BENSON EE, ROUBELAKIS-ANGELAKIS KA. 1993. Oxidative stress in recalcitrant tissue cultures of grapevine. Free Radic Biol Med 16(3): 355-362.
EBRAHIMIE E, NAGHAVI MR, HOSSEINZADEH A, BEHAMTA MR, DEHCHESHMEH MM, SARRAFI A, SPANGENBERG G. 2007. Induction and comparison of different in vitro morphogenesis pathways using embryo of cumin (Cuminum cyminum L.) as a model material. Plant Cell Tiss Organ Cult 90: 293-311.
HAMILTON L, MURPHY D. 1998. Use and management of Nipa palm (Nypa fruticans, Arecaceae): A review. Economic Bot 42: 206-213.
KARUNARATNE S, PERIYAPPERUMA K.1989. Culture of immature somatic embryos of coconut, Cocos nucifera L., callus proliferation and somatic embryogenesis. Plant Sci 62: 247‒253.
LOW ET, ALIAS H, BOON SH, SHARIFF EM, TAN CYA, OOI LC, CHEAH SC, RAHA AR, WAN KL, SINGH R. 2008. Oil palm (Elaeis guineensis Jacq.) tissue culture ESTs: Identifying genes associated with callogenesis and embryogenesis. BMC Plant Biol 8: 1‒19.
MAGNAVAL C, NOIROT M, VERDEIL JL, BLATTES A, HUET C, GROSDEMANGE F, BEULE T, BUFFARD-MOREL J. 1997. Specific nutritional requirements of coconut calli (Cocos nucifera L.) during somatic embryogenesis induction. J Plant Physiol 150: 719‒728.
MOURA EF, MOTOIKE SY, VENTRELLA MC, DE SA JUNIOR AQ, CARVALHO M. 2009. Somatic embryogenesis in macaw palm (Acrocomia aculeata) from zygotic embryos. Sci Hortic 119 (4): 447‒454.
MURASHIGE T, SKOOG F. 1962. A revised medium for rapid growth and bioassays with tobacco cultures. Physiol Plant 15: 473‒497.
POUDYAL BK, ZHANG D, LIU J, SHI Q. 2008. Studies on browning problem and phenols content on shoots of yali, Aikansui and Abbe Fetel pears for in vitro culture. Front Agric China 2(3): 321‒330.
RASCO ET JR. 2010. Biology of nipa palm. (Nypa fruticans Wurmb., Arecaceae) and its potential for alcohol production. Asia Life Sciences 19(2): 373-388.
RASCO ET JR, RAGAS RE, JUNIO RG. 2012. Morphological and sap yield variation in Nipa (Nypa fruticans Wurmb.). Asia Life Sciences 21(1): 123-132

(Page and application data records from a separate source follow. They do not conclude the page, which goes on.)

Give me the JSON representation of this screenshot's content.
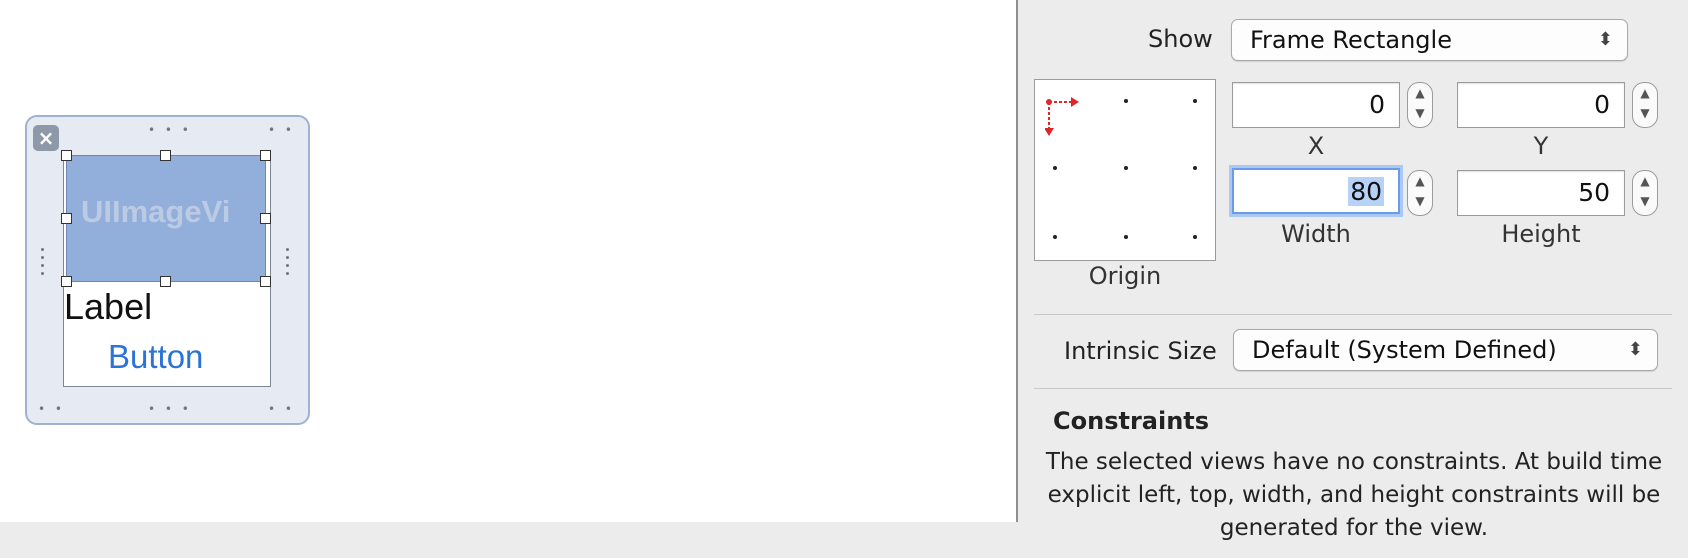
{
  "canvas": {
    "image_view_label": "UIImageVi",
    "label_text": "Label",
    "button_text": "Button",
    "close_glyph": "×"
  },
  "inspector": {
    "show_label": "Show",
    "show_value": "Frame Rectangle",
    "x_value": "0",
    "y_value": "0",
    "width_value": "80",
    "height_value": "50",
    "x_caption": "X",
    "y_caption": "Y",
    "width_caption": "Width",
    "height_caption": "Height",
    "origin_caption": "Origin",
    "intrinsic_label": "Intrinsic Size",
    "intrinsic_value": "Default (System Defined)",
    "constraints_heading": "Constraints",
    "constraints_text": "The selected views have no constraints. At build time explicit left, top, width, and height constraints will be generated for the view."
  },
  "colors": {
    "selection_fill": "#92aedb",
    "button_blue": "#2a73d9",
    "focus_ring": "#6a9ce6",
    "origin_marker": "#e0262a"
  },
  "icons": {
    "close": "close-icon",
    "popup_arrows": "updown-arrows-icon",
    "stepper": "stepper-icon",
    "origin_marker": "origin-anchor-icon"
  }
}
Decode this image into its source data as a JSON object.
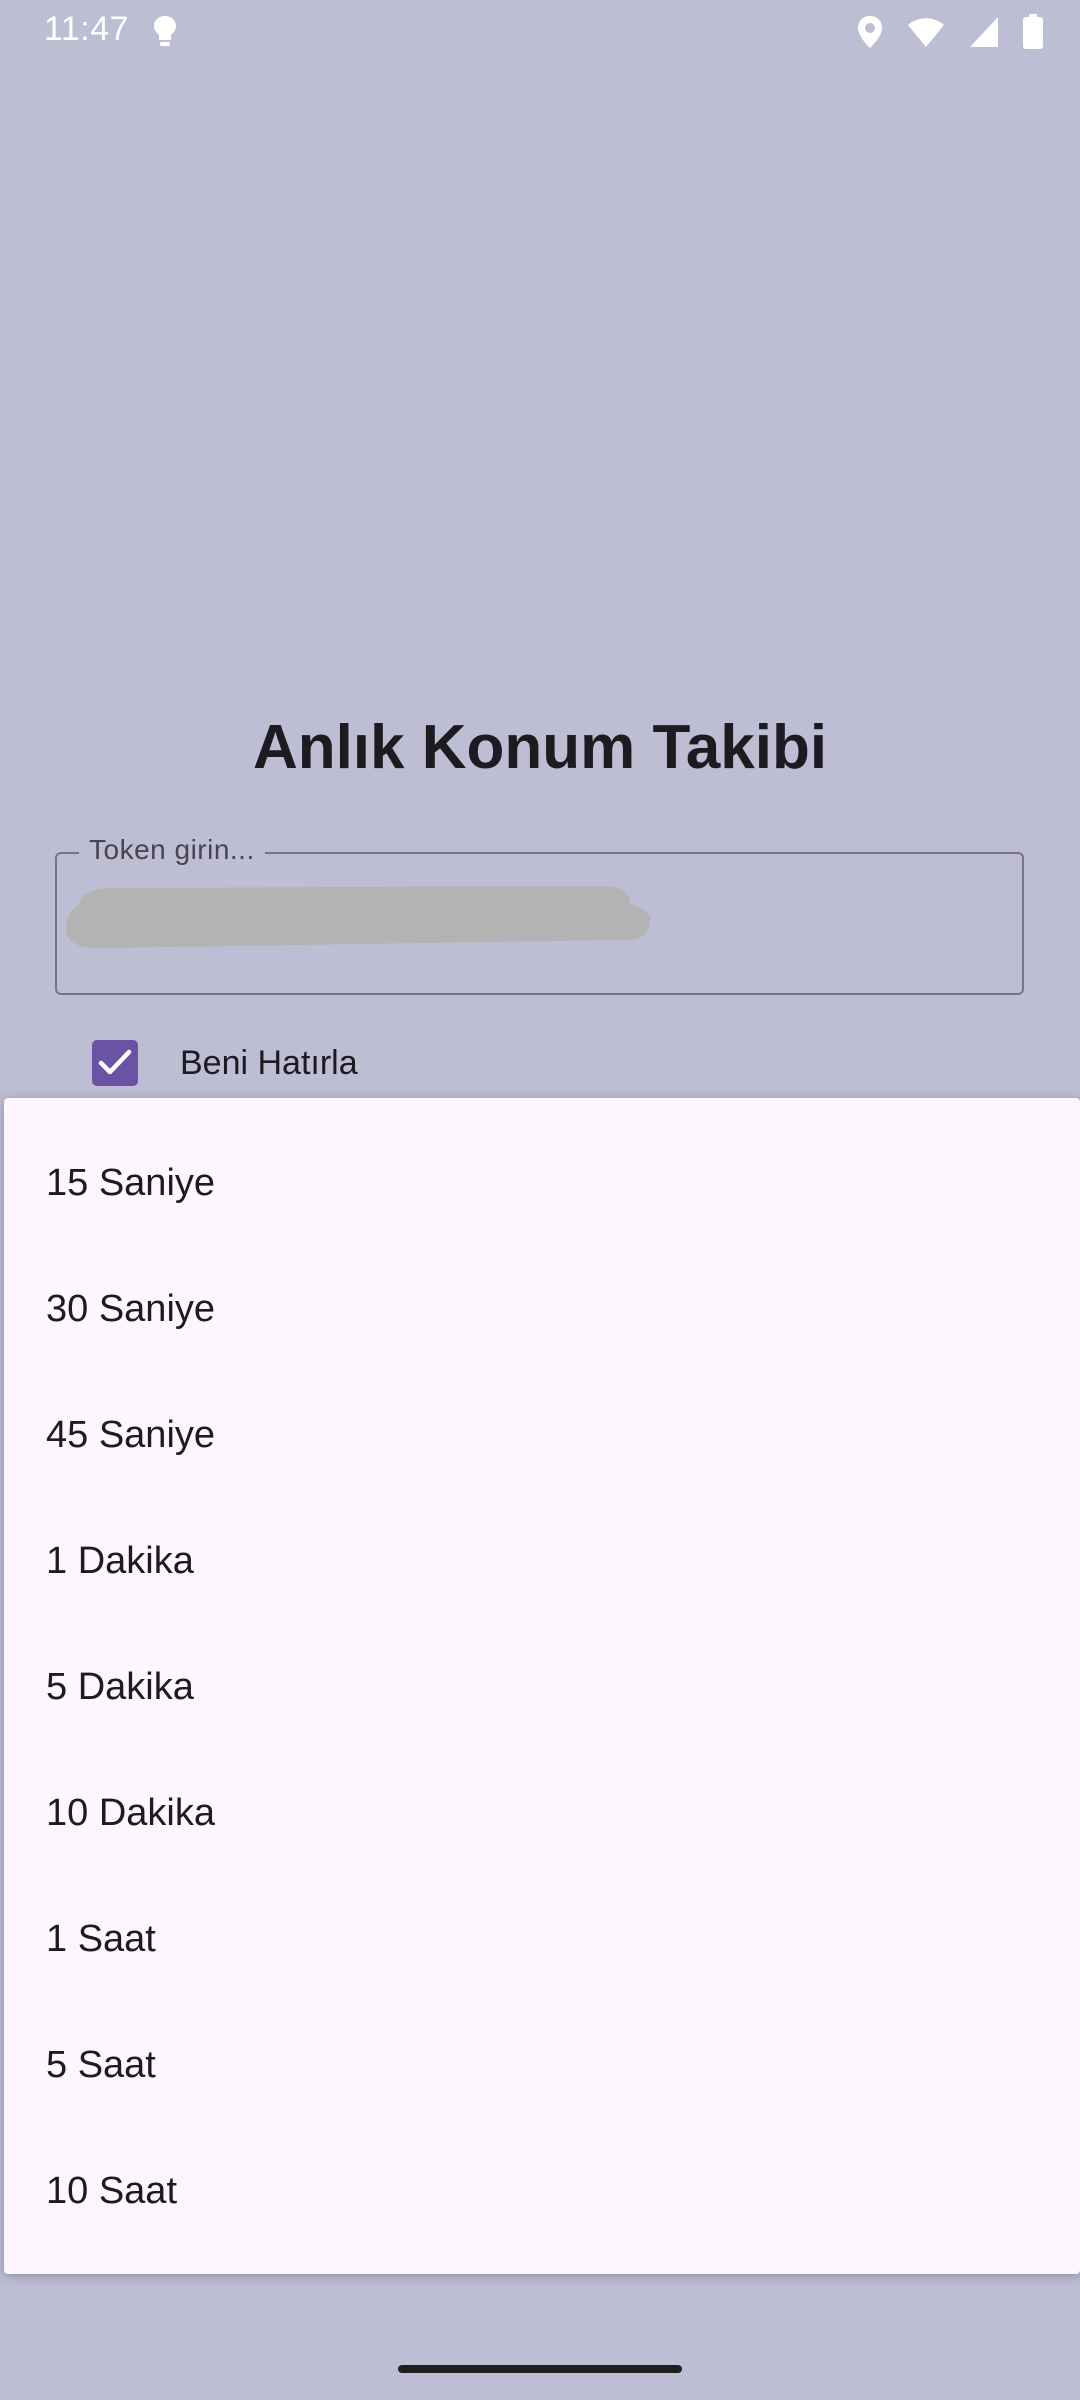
{
  "status_bar": {
    "time": "11:47",
    "left_icon": "lightbulb-icon",
    "right_icons": [
      "location-icon",
      "wifi-icon",
      "signal-icon",
      "battery-icon"
    ]
  },
  "app": {
    "title": "Anlık Konum Takibi",
    "token_field": {
      "label": "Token girin...",
      "value_redacted": true
    },
    "remember_me": {
      "label": "Beni Hatırla",
      "checked": true
    }
  },
  "dropdown": {
    "options": [
      "15 Saniye",
      "30 Saniye",
      "45 Saniye",
      "1 Dakika",
      "5 Dakika",
      "10 Dakika",
      "1 Saat",
      "5 Saat",
      "10 Saat"
    ]
  },
  "colors": {
    "scrim_background": "#bdbdd3",
    "menu_background": "#fdf7fd",
    "accent": "#6a53a4",
    "text": "#1d1b20"
  }
}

SAMOSIR YMS, GODWIN ID, ADKINS SW. 1998. An improved protocol for somatic embryogenesis in coconut (Cocos nucifera). Acta Hort (ISHS) 467‒476.
SGHAIER B, BAHLOUL M, BOUZID RG, DRIRA N. 2008. Development of zygotic and somatic embryos of Phoenix dactylifera L. cv. Deglet Nour: Comparative study. Sci Hortic 116(2): 169-175.
TEIXEIRA J, SONDAHL M, KIRBY E. 1994. Somatic embryogenesis from immature inflorescence of oil palm. Plant Cell Rep 13: 247—250.
TSUJI K, GHAZALLI NF, ARIFFIN Z, NORDIN S, KHAIDIZAR MI, DULLOO ME, SEBASTIAN LS. 2011. Biological and ethnobotanical characteristics of nipa palm (Nypa fructicans Wurmb.): A review. Sains Malaysiana 40:1407-1412.